● **EXERCISE**
Copy each line below that has "Quadrotor".

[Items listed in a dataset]
——
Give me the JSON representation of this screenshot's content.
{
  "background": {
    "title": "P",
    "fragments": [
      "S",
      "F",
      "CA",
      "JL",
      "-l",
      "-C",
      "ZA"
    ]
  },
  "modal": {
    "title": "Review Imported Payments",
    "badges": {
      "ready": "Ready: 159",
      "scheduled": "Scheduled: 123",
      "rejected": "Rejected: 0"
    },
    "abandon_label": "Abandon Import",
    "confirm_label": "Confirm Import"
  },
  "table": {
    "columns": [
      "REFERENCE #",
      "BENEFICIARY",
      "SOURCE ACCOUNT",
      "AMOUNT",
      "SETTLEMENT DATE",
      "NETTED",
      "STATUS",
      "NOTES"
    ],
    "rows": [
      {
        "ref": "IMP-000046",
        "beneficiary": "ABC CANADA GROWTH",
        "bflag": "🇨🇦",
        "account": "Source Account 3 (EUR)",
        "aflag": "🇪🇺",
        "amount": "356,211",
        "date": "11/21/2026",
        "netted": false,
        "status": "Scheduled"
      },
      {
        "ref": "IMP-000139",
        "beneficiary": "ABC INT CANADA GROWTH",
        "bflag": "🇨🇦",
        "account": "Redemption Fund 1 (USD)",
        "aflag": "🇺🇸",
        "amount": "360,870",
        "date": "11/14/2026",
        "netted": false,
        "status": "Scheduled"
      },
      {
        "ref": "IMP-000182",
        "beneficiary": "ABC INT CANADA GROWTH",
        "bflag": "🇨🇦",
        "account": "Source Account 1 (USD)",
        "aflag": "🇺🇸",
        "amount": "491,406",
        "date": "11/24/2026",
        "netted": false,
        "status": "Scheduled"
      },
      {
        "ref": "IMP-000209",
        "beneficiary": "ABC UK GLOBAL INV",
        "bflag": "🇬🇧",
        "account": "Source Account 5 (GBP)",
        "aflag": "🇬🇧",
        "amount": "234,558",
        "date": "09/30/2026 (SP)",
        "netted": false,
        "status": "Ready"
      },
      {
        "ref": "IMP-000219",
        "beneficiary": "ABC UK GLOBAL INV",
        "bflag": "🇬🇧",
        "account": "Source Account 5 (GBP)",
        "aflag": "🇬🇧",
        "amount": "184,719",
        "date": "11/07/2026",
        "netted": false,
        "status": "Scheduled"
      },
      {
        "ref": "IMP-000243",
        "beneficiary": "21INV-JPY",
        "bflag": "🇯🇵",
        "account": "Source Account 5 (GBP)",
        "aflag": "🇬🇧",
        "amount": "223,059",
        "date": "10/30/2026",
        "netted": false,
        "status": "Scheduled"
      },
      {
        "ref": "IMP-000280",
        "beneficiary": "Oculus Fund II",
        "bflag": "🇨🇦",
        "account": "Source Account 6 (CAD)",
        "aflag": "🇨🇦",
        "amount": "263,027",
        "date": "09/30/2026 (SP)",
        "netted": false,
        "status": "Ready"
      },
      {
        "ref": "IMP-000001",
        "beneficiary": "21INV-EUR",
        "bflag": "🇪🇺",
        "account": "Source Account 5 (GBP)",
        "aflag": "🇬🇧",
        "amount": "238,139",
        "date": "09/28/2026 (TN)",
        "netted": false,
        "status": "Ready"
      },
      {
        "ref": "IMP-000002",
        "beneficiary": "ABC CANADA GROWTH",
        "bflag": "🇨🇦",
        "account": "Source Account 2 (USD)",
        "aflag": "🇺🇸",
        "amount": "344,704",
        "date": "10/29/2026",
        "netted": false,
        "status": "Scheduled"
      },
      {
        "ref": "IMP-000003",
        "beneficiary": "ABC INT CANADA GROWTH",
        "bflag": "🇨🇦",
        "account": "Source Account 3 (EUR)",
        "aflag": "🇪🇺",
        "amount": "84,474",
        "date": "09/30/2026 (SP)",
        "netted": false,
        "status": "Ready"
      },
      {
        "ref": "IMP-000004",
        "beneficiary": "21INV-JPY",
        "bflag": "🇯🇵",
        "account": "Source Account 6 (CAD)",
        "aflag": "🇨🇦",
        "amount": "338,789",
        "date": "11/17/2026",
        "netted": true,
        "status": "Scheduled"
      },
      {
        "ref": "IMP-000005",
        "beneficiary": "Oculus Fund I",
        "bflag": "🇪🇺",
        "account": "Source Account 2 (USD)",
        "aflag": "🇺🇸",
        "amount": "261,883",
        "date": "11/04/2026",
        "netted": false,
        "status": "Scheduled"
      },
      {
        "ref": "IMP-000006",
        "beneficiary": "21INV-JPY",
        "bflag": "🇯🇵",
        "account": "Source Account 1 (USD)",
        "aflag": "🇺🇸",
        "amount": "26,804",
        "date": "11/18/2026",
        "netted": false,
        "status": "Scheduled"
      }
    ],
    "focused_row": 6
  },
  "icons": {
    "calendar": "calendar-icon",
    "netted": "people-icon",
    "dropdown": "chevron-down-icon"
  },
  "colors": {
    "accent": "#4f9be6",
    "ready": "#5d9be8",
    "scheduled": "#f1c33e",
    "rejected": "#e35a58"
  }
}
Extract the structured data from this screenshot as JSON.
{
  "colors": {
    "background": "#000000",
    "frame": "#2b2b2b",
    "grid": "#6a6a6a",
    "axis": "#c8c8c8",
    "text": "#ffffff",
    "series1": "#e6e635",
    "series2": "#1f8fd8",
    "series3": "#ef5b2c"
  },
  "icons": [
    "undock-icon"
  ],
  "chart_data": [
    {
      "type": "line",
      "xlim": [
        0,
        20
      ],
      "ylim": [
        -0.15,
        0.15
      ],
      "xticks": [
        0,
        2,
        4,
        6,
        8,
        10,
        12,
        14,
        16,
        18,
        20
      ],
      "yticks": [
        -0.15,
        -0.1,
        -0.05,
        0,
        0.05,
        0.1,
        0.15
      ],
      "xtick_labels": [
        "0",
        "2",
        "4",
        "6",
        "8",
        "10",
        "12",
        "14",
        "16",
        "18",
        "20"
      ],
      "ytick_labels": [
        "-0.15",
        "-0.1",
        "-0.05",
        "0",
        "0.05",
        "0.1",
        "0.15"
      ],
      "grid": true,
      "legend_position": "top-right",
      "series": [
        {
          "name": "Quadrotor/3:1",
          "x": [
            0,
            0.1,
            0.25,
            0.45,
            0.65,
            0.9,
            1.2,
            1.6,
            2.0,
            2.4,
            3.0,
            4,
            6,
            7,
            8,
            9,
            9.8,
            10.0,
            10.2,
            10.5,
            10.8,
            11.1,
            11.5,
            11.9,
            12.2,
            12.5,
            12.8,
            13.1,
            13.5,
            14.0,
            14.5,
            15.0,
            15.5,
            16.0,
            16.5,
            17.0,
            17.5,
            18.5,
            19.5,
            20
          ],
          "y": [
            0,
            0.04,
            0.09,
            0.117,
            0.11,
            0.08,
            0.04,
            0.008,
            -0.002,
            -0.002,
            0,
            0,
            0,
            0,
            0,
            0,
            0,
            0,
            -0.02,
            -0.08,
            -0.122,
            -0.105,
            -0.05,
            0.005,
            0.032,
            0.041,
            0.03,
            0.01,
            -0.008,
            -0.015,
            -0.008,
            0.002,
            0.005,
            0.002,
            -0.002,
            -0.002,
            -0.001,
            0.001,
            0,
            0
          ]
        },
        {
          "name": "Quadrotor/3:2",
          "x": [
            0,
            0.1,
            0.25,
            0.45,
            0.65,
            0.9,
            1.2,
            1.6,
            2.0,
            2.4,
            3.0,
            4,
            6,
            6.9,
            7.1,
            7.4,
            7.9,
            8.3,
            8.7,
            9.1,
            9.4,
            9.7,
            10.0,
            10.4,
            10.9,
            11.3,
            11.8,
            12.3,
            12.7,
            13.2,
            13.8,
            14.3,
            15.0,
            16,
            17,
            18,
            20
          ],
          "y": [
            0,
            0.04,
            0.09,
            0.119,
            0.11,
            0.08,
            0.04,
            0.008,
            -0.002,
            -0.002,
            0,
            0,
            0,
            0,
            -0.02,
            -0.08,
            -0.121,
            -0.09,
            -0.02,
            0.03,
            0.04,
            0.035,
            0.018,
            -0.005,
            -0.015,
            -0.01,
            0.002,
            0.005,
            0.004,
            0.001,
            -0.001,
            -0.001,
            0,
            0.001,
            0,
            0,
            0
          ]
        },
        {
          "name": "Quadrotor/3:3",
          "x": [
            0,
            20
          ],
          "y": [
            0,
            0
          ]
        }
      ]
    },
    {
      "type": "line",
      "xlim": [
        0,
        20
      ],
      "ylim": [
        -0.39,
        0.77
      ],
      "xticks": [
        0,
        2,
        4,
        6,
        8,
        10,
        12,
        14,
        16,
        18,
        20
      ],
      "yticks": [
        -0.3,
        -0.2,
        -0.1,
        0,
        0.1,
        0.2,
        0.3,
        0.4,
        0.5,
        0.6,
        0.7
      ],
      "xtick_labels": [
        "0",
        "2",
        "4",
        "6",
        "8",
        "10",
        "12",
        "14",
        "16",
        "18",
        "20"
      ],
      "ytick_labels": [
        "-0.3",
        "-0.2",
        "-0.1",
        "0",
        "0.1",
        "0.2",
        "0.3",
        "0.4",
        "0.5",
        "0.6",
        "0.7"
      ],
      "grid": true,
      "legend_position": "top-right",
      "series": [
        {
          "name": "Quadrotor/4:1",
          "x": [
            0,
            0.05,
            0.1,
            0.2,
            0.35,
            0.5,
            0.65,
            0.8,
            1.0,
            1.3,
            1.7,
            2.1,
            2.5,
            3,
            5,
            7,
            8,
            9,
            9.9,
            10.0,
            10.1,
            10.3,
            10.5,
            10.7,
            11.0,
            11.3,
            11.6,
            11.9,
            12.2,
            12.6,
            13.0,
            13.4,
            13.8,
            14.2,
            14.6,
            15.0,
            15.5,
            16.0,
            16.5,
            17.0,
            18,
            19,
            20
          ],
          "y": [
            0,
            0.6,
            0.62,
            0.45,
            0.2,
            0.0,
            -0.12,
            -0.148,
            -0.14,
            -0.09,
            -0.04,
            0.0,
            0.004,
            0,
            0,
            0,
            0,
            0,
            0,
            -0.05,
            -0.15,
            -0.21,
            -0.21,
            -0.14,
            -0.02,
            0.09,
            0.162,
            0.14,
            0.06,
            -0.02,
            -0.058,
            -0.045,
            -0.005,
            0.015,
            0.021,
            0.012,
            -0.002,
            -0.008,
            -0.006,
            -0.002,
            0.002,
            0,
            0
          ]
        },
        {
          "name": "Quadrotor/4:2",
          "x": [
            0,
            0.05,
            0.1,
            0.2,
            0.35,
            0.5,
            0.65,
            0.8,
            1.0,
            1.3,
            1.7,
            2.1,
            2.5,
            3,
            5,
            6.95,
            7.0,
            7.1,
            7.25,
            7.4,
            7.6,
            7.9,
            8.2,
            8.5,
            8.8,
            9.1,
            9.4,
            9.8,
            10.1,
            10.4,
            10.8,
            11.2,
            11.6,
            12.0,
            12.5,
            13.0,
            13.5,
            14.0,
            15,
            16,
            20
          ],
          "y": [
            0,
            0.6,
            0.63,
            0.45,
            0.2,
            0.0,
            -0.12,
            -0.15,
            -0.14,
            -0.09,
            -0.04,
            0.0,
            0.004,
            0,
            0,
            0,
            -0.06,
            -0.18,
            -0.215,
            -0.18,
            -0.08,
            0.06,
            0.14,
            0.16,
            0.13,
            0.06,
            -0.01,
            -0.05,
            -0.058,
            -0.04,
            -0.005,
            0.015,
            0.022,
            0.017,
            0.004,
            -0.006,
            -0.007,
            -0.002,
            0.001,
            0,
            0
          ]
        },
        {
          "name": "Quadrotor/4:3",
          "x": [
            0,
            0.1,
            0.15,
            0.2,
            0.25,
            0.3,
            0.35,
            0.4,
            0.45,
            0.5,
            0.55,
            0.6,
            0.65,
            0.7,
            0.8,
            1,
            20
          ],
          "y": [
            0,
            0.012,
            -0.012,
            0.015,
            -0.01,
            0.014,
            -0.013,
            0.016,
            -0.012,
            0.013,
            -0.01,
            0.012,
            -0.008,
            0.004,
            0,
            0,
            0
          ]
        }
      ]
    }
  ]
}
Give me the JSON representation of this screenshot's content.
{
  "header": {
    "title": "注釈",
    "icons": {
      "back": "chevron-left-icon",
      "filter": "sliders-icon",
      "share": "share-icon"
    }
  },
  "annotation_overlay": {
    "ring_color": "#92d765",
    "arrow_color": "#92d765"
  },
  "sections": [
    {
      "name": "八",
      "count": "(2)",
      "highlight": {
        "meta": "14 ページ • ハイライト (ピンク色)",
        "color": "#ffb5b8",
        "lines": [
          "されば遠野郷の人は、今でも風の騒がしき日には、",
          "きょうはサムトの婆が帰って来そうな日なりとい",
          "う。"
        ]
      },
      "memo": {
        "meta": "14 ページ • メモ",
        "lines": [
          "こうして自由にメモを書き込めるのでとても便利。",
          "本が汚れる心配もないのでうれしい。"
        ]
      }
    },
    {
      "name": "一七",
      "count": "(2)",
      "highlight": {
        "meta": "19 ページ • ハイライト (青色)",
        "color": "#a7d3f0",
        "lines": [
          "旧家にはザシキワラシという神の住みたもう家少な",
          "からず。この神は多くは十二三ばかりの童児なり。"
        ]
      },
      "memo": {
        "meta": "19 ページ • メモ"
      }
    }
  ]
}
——
● **RESPONSE TO THE EXERCISE**
          "name": "Quadrotor/3:1",
          "name": "Quadrotor/3:2",
          "name": "Quadrotor/3:3",
          "name": "Quadrotor/4:1",
          "name": "Quadrotor/4:2",
          "name": "Quadrotor/4:3",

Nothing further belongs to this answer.